When choosing a puppy there are many questions you should ask yourself to make sure you choose a breed that suits your family and lifestyle. Here are some useful things to consider when choosing a puppy.
There are many different reasons why you might want a dog, including:
Often the answer to this question will determine the breed of the dog, especially if it is a Working or assistance dog, as some breeds are more suited to certain occupations and environments than others.
Do your research on the attributes and temperament of any chosen breeds and, most importantly, speak to different DOGS NSW breed clubs for information.
If you are a busy person and rarely at home, is a dog really for you? A puppy needs constant attention, love and training as they can become bored and destructive as they grow if they are neglected.
Consider your lifestyle, commitment and availability of time on a daily basis.
The size and location of your premises will help you decide, but bear in mind many small dogs have just as high an activity level as larger ones, they just don’t need as much space. Also remember that the larger the dog, the bigger the food bills.
Males are usually a little larger and heavier than females. Make sure the size and strength level of your dog matches that of your children.
If you are not planning to show or breed, spaying or neutering is recommended.
A bitch comes into season at least once, or twice a year and must be confined and kept away from males for some weeks. Many health risks for a bitch are minimised once it is desexed.
There are many different types of coats. All need grooming and almost all will drop hair.
If you do not want to maintain an adult dog with a long coat that requires daily grooming, consider buying a short-haired breed.
For those people with allergies there are also specific breeds that do not shed and are almost allergy free.
The temperament of the puppy will depend on the breed you choose. As you learn about different breeds, remember the purpose for which the particular breeds were bred. For example, a Working dog or Gundog will be active in mind and body and will require regular occupation and a lot of exercise.
You should always consider the ongoing cost of having a dog. Costs include:
Your puppy should have had his first vaccination and been treated for worms by his breeder.
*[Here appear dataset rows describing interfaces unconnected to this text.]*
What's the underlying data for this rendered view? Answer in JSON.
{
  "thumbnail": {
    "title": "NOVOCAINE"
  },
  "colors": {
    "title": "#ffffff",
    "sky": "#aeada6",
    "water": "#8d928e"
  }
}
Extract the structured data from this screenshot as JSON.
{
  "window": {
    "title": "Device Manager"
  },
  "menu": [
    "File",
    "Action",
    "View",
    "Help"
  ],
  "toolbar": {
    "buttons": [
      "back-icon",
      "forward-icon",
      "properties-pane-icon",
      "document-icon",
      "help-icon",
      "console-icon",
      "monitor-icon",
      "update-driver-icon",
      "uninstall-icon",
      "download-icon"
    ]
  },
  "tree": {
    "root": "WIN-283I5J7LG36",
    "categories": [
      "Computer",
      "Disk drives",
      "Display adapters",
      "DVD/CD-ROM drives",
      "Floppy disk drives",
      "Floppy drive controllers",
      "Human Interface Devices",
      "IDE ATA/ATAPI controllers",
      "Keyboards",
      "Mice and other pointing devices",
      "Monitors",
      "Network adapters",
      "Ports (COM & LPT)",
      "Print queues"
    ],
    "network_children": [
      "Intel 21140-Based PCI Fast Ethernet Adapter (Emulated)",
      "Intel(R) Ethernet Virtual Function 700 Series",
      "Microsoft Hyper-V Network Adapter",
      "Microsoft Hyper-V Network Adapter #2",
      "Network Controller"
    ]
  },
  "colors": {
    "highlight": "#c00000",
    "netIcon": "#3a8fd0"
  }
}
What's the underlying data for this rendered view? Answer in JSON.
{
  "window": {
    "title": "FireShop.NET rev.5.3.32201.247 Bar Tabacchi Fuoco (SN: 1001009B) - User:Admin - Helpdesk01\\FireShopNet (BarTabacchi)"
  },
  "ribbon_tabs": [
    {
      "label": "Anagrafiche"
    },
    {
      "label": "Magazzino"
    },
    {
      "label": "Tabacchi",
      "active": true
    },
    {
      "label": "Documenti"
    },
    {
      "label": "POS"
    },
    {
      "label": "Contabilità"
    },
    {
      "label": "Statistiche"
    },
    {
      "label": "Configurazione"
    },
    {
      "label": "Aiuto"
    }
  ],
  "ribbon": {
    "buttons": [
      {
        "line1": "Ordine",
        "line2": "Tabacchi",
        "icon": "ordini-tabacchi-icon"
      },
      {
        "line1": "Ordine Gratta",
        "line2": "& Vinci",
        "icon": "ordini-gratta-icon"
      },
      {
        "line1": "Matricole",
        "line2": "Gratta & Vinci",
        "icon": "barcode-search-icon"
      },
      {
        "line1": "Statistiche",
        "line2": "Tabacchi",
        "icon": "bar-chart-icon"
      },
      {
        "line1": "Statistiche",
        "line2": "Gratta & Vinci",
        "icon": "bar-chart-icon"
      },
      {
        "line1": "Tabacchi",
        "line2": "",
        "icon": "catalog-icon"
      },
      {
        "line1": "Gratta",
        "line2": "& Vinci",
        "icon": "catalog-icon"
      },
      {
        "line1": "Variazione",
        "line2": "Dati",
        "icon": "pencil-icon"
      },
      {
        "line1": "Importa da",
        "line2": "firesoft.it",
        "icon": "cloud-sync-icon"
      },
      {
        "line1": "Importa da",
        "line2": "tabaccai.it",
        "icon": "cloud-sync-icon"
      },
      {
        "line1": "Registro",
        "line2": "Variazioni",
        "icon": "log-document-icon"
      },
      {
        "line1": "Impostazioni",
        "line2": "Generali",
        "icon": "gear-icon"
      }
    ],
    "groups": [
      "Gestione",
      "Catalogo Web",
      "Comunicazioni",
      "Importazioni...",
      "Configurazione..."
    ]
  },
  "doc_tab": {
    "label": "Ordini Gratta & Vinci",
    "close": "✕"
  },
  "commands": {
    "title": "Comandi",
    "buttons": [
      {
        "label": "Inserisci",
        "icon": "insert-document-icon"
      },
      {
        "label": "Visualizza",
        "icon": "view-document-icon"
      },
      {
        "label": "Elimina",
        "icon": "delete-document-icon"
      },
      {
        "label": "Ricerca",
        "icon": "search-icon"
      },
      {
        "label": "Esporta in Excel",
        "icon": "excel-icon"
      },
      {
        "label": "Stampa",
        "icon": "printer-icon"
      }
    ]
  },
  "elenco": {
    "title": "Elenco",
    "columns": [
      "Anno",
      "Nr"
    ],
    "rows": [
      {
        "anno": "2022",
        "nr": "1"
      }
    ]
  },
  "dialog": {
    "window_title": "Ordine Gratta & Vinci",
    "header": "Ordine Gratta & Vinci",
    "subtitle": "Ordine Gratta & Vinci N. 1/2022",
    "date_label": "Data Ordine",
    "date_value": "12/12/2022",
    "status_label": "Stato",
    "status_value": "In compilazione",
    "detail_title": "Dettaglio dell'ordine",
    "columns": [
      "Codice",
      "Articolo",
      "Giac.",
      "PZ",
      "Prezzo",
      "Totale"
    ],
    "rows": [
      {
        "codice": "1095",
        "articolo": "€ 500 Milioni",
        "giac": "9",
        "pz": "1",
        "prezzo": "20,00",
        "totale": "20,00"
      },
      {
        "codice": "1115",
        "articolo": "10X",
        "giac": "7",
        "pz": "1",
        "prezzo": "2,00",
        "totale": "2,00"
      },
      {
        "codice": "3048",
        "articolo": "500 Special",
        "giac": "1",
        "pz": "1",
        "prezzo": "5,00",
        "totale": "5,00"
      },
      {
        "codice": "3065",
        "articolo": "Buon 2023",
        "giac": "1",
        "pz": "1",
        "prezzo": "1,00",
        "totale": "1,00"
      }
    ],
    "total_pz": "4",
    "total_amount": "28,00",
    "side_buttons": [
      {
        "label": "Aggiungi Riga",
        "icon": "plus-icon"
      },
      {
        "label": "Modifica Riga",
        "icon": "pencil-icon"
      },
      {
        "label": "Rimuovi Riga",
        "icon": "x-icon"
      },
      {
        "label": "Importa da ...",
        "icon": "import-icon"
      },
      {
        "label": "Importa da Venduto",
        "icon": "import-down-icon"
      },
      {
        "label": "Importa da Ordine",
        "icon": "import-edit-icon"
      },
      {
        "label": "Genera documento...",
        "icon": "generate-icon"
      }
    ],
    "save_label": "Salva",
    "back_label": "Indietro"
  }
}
The puppy will require vaccinating again at 12 and 16 weeks of age, and worming at approximately 10 and 12 weeks.
Consult your vet on products available for:
These are essential, but can be quite costly.
De-sexing your puppy is recommended if you don’t have any plans for future breeding or exhibiting.
There are some breeds that are great with children but due to their size and strength are not suited to smaller children. Some working breeds, with loads of energy, are far more suited to older children.
Do your research on the most suitable breed for your family and educate your children on the correct way to socialise with the puppy, especially as it grows into an adult dog and its needs change.
Once you’ve decided on a breed go to the DOGS NSW Breeders Directory to find a breeder. Remember that all purebred dogs were bred for specific purposes and many have quite a history, which you should enjoy finding out about.
A pedigree is essentially a birth certificate for your dog showing the 3 generation family tree and also proved that your dog is in fact a purebred.
Dogs Australia is the only internationally recognized registry able to issue certified pedigrees for purebred dogs.
All Dogs Australia breeders must abide by the Code of Ethics outline on the Dogs Australia website.
The Dogs Australia issues 2 types of registration, Main Register and Limited Register. Each puppy bought from a Dogs Australia breeder will come with its own pedigree. Dogs Australia Certified pedigrees are also recognized pedigrees with that government and local councils.
All other registries such as the MDBA, ABR, Australian Canine reistry, ICBS etc are NOT affiliated with the Dogs Australia and CANNOT issue Certified Pedigrees.
If you have doubts a breeder is registered, contact your Dogs Australia State Office to confirm.
View the Dogs Australia breed standards
Dogs Australia provides breed standards of each purebred dog in Australia (about 200 breeds). Each breed standard provides a small image of the breed as well as all the standards of the breed including the size, characteristics and temperament.
All purebred dogs are classified in 7 groups:
Visit dog shows
Go to dog shows or obedience clubs, where you can talk to owners and see a number of breeds. Dog shows give prospective puppy owners an excellent opportunity to view the breeds available and the chance to talk to breeders and exhibitors.
It also allows you to see dogs of all ages, so you will get a good idea of what the adult will be like in size and temperament. Most weekends there are shows which represent many breeds, a group of breeds or a single breed.